Thursday, February 22, 2018


Wednesday Illustration Day.

Ever since 'discovering' that the psychology advice column Explore Your Mind was illustrated by Richard Doxsee from 1954 to 1963, I have been clipping them left and right. Not only did he do the Sunday version with several questions, there also was a daily version with one question a day. In the late fifties he combined this with his realistic work for Timely/Atlas. I recently found he did a couple of jobs for Prize's Young Romance (possibly with Joe Orlando) and of course he drew articles for Mad imitation magazines Zany and Cracked (as mentioned in my book Behaving Madly. I am guessing he was still pretty young when he did that. One of his family members contacted me and told me that he left comics around the same time he stopped doing this feature.

When he left, Bill Ligante took over on Explore Your Mind, by the way.

Monday, February 19, 2018

Yummie Funny

Tuesday Comic Strip Day.

Despite the look of his work, Dave Gerard was not one of the younger lot of artists. He started in the early forties and was way ahead of gouys like Mort Walker in his style, one of the first not to rely on the standard comic strip art course learned comic style. His strip Will-Yum florished in the fifties, but ran in to sixties.

Sunday, February 18, 2018

Matter Convertor

Monday Cartoon Day.

I don't know how long Salo did the daily cartoon Laughing Matter and if it always was him every day, but I think the earlier one from 1947 is his as well.


Sunday Kubert Collection.

This is the second and last installment of Joe Kubert's western strip Alabam for Cowpuncher (#2). As last week, I have followed it with a story by John Small(e), signed Jack Ross. What a weird style that guy had.

Crazy Eppo

Saturday Leftover Day.

As promised, here is a selection of covers of the Dutch magazine Eppo, about which I am currently writing a book.
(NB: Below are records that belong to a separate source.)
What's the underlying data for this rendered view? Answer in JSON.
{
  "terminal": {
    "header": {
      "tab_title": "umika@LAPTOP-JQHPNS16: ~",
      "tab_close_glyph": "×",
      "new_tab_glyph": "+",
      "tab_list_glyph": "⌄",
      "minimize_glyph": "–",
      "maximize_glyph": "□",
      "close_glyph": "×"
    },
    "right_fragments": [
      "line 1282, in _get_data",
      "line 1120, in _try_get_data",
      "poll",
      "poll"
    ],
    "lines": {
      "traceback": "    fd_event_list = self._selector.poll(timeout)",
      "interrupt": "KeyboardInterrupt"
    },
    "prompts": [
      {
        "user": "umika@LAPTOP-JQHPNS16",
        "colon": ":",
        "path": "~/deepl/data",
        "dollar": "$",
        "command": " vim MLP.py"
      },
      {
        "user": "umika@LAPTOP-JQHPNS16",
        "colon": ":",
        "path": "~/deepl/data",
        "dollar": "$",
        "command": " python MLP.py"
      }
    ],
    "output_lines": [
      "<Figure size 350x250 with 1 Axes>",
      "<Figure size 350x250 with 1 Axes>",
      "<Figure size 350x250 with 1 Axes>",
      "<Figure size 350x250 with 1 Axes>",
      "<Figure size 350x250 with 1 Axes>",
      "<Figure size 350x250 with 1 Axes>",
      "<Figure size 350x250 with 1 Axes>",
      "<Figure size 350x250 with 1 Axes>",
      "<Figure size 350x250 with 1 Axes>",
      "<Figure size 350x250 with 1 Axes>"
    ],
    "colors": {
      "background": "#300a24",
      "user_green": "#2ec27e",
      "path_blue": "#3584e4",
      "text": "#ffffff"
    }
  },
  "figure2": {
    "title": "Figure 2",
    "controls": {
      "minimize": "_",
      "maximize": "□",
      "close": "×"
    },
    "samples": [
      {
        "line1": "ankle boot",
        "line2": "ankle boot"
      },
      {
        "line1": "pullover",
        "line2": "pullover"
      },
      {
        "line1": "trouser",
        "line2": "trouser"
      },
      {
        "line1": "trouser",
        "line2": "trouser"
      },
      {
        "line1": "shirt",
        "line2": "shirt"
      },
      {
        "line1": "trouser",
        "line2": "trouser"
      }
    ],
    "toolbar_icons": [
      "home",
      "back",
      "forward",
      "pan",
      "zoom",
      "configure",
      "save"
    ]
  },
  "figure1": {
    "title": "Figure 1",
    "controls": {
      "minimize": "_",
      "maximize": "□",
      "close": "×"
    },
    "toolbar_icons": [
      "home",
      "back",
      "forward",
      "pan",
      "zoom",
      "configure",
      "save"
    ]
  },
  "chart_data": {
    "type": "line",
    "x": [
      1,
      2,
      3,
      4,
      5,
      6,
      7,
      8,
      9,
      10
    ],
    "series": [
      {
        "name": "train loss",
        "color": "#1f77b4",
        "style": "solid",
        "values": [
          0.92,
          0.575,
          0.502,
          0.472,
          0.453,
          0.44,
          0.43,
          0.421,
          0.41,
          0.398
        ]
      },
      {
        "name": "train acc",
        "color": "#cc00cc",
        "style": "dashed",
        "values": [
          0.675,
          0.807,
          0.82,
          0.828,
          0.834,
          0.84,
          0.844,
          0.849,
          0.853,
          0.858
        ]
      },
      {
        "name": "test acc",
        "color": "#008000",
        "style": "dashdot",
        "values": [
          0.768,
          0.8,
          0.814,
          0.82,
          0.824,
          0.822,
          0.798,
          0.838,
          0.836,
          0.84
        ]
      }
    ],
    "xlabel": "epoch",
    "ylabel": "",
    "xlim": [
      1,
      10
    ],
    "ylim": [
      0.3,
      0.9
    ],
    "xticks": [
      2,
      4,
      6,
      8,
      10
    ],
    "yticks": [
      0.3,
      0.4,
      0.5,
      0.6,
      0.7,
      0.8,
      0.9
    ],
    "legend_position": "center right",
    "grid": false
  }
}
Most Dutch bouys (and some girls) have read this weekly magazine, which was changed into the bi-weekly Sjors en Sjimmie Stripblad in 1998 and Sjosji in 1994. The book will cover the whole period from 19975 to 1999 and the recent version, which has run as a bi-weekly from 2009.